- **Task instructions**
In the material below, which lines hold the word "Google"? Pick each one out.

START Study material

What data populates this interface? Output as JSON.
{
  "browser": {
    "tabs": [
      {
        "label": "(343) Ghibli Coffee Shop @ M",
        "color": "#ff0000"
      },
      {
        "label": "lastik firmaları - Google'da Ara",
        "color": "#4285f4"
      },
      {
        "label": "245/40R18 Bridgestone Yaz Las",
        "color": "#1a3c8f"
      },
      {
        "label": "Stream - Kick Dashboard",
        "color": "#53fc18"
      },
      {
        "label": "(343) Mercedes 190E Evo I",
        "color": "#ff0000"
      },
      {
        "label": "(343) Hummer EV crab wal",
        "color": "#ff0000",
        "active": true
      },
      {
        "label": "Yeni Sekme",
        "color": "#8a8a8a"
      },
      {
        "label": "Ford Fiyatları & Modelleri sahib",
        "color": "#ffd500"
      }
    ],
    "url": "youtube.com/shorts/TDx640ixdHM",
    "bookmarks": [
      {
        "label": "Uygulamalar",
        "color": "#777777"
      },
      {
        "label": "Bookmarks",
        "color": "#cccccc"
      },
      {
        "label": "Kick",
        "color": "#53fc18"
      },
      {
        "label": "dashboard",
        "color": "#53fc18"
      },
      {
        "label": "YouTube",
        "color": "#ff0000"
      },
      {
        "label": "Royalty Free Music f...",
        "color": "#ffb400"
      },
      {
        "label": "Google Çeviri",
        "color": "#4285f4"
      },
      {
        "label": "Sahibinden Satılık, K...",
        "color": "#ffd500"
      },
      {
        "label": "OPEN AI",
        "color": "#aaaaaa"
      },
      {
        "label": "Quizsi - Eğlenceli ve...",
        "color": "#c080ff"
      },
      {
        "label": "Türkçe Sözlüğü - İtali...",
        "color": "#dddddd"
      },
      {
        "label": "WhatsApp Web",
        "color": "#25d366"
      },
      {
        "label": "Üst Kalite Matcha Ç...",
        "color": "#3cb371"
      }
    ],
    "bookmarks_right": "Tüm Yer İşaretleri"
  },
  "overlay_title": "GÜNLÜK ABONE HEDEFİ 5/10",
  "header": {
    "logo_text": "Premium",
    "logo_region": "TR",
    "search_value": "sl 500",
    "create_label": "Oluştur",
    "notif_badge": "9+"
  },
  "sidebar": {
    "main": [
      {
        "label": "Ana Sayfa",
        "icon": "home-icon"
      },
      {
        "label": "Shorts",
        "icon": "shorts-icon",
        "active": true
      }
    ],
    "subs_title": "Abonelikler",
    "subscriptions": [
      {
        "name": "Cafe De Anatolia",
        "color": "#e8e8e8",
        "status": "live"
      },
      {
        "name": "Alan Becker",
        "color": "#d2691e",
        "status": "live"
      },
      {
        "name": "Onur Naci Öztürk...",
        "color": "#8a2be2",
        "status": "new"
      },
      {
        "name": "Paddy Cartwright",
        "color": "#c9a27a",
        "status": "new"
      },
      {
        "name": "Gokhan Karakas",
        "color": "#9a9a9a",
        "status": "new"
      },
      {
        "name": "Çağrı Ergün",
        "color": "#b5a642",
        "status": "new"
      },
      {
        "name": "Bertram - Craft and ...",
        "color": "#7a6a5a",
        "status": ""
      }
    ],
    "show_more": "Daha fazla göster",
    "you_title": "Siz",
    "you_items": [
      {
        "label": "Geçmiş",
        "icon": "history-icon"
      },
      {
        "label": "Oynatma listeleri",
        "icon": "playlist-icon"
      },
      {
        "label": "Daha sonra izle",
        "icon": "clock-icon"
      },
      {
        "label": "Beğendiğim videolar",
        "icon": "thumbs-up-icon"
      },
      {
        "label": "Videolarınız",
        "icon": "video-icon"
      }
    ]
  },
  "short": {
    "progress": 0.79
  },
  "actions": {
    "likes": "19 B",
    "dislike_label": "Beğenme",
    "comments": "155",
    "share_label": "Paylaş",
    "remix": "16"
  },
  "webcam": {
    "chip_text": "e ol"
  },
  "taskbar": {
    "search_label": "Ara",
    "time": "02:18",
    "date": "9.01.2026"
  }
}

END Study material

- **Result of this exercise**
        "label": "lastik firmaları - Google'da Ara",
        "label": "Google Çeviri",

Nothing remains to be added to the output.